>>>
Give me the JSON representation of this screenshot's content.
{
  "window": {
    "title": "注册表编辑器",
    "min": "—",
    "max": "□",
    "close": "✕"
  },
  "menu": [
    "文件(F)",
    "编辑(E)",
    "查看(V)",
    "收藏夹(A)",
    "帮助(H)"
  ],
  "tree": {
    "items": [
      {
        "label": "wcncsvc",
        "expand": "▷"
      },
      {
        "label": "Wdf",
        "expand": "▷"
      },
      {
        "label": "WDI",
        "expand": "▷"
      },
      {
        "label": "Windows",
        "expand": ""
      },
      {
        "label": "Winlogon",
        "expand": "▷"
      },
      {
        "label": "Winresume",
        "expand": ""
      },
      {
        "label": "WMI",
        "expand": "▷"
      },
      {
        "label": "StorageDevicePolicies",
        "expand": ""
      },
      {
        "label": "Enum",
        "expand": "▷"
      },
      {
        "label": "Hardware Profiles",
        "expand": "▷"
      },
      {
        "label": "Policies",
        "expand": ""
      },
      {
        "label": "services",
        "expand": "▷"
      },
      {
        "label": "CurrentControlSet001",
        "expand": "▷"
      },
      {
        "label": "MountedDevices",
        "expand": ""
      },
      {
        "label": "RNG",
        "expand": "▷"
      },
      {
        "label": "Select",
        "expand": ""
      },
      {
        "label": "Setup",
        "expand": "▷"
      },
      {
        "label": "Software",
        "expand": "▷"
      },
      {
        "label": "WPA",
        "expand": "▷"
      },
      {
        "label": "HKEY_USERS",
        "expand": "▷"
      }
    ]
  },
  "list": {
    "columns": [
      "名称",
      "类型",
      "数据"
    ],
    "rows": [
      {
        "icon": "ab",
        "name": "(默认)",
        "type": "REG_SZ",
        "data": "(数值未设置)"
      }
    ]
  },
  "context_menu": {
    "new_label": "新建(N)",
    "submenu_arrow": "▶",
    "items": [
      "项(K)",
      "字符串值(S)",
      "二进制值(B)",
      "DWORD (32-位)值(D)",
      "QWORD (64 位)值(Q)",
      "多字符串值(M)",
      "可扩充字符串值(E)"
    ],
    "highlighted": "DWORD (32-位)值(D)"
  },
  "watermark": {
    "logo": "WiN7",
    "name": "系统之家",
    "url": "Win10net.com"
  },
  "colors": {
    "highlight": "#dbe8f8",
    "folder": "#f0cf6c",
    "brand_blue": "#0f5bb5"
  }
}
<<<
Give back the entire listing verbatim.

Task response:
Give me the JSON representation of this screenshot's content.
{
  "window": {
    "title": "注册表编辑器",
    "min": "—",
    "max": "□",
    "close": "✕"
  },
  "menu": [
    "文件(F)",
    "编辑(E)",
    "查看(V)",
    "收藏夹(A)",
    "帮助(H)"
  ],
  "tree": {
    "items": [
      {
        "label": "wcncsvc",
        "expand": "▷"
      },
      {
        "label": "Wdf",
        "expand": "▷"
      },
      {
        "label": "WDI",
        "expand": "▷"
      },
      {
        "label": "Windows",
        "expand": ""
      },
      {
        "label": "Winlogon",
        "expand": "▷"
      },
      {
        "label": "Winresume",
        "expand": ""
      },
      {
        "label": "WMI",
        "expand": "▷"
      },
      {
        "label": "StorageDevicePolicies",
        "expand": ""
      },
      {
        "label": "Enum",
        "expand": "▷"
      },
      {
        "label": "Hardware Profiles",
        "expand": "▷"
      },
      {
        "label": "Policies",
        "expand": ""
      },
      {
        "label": "services",
        "expand": "▷"
      },
      {
        "label": "CurrentControlSet001",
        "expand": "▷"
      },
      {
        "label": "MountedDevices",
        "expand": ""
      },
      {
        "label": "RNG",
        "expand": "▷"
      },
      {
        "label": "Select",
        "expand": ""
      },
      {
        "label": "Setup",
        "expand": "▷"
      },
      {
        "label": "Software",
        "expand": "▷"
      },
      {
        "label": "WPA",
        "expand": "▷"
      },
      {
        "label": "HKEY_USERS",
        "expand": "▷"
      }
    ]
  },
  "list": {
    "columns": [
      "名称",
      "类型",
      "数据"
    ],
    "rows": [
      {
        "icon": "ab",
        "name": "(默认)",
        "type": "REG_SZ",
        "data": "(数值未设置)"
      }
    ]
  },
  "context_menu": {
    "new_label": "新建(N)",
    "submenu_arrow": "▶",
    "items": [
      "项(K)",
      "字符串值(S)",
      "二进制值(B)",
      "DWORD (32-位)值(D)",
      "QWORD (64 位)值(Q)",
      "多字符串值(M)",
      "可扩充字符串值(E)"
    ],
    "highlighted": "DWORD (32-位)值(D)"
  },
  "watermark": {
    "logo": "WiN7",
    "name": "系统之家",
    "url": "Win10net.com"
  },
  "colors": {
    "highlight": "#dbe8f8",
    "folder": "#f0cf6c",
    "brand_blue": "#0f5bb5"
  }
}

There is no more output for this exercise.